Data records for software interfaces:
-- Opening Marker --

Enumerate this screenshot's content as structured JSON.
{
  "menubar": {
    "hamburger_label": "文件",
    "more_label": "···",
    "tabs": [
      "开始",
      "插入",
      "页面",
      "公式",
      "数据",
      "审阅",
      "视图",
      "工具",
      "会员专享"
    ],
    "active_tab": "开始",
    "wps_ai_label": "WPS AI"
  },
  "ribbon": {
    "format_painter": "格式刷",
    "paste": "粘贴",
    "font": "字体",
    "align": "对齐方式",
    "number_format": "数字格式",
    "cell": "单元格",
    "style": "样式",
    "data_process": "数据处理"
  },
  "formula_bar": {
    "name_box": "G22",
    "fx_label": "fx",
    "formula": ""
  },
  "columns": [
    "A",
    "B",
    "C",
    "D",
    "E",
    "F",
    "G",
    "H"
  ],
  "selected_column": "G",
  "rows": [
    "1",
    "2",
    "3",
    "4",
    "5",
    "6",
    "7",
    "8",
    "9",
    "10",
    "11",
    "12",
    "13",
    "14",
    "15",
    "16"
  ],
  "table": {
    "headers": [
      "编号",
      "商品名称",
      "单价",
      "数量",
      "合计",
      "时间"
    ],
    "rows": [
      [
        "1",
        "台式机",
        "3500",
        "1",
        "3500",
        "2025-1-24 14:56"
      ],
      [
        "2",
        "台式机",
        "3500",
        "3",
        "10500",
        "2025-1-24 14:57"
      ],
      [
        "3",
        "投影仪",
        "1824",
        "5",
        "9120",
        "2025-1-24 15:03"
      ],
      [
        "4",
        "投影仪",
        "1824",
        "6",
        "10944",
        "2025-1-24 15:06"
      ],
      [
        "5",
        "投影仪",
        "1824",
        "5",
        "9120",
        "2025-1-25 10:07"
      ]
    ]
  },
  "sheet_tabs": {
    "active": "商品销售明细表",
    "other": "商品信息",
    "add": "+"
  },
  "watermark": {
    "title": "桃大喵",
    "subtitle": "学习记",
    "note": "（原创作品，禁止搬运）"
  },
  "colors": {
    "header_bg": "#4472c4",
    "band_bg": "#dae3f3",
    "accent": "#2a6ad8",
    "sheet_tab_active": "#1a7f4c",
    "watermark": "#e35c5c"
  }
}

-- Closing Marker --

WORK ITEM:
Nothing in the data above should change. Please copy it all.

RESULT OF THIS TASK:
Enumerate this screenshot's content as structured JSON.
{
  "menubar": {
    "hamburger_label": "文件",
    "more_label": "···",
    "tabs": [
      "开始",
      "插入",
      "页面",
      "公式",
      "数据",
      "审阅",
      "视图",
      "工具",
      "会员专享"
    ],
    "active_tab": "开始",
    "wps_ai_label": "WPS AI"
  },
  "ribbon": {
    "format_painter": "格式刷",
    "paste": "粘贴",
    "font": "字体",
    "align": "对齐方式",
    "number_format": "数字格式",
    "cell": "单元格",
    "style": "样式",
    "data_process": "数据处理"
  },
  "formula_bar": {
    "name_box": "G22",
    "fx_label": "fx",
    "formula": ""
  },
  "columns": [
    "A",
    "B",
    "C",
    "D",
    "E",
    "F",
    "G",
    "H"
  ],
  "selected_column": "G",
  "rows": [
    "1",
    "2",
    "3",
    "4",
    "5",
    "6",
    "7",
    "8",
    "9",
    "10",
    "11",
    "12",
    "13",
    "14",
    "15",
    "16"
  ],
  "table": {
    "headers": [
      "编号",
      "商品名称",
      "单价",
      "数量",
      "合计",
      "时间"
    ],
    "rows": [
      [
        "1",
        "台式机",
        "3500",
        "1",
        "3500",
        "2025-1-24 14:56"
      ],
      [
        "2",
        "台式机",
        "3500",
        "3",
        "10500",
        "2025-1-24 14:57"
      ],
      [
        "3",
        "投影仪",
        "1824",
        "5",
        "9120",
        "2025-1-24 15:03"
      ],
      [
        "4",
        "投影仪",
        "1824",
        "6",
        "10944",
        "2025-1-24 15:06"
      ],
      [
        "5",
        "投影仪",
        "1824",
        "5",
        "9120",
        "2025-1-25 10:07"
      ]
    ]
  },
  "sheet_tabs": {
    "active": "商品销售明细表",
    "other": "商品信息",
    "add": "+"
  },
  "watermark": {
    "title": "桃大喵",
    "subtitle": "学习记",
    "note": "（原创作品，禁止搬运）"
  },
  "colors": {
    "header_bg": "#4472c4",
    "band_bg": "#dae3f3",
    "accent": "#2a6ad8",
    "sheet_tab_active": "#1a7f4c",
    "watermark": "#e35c5c"
  }
}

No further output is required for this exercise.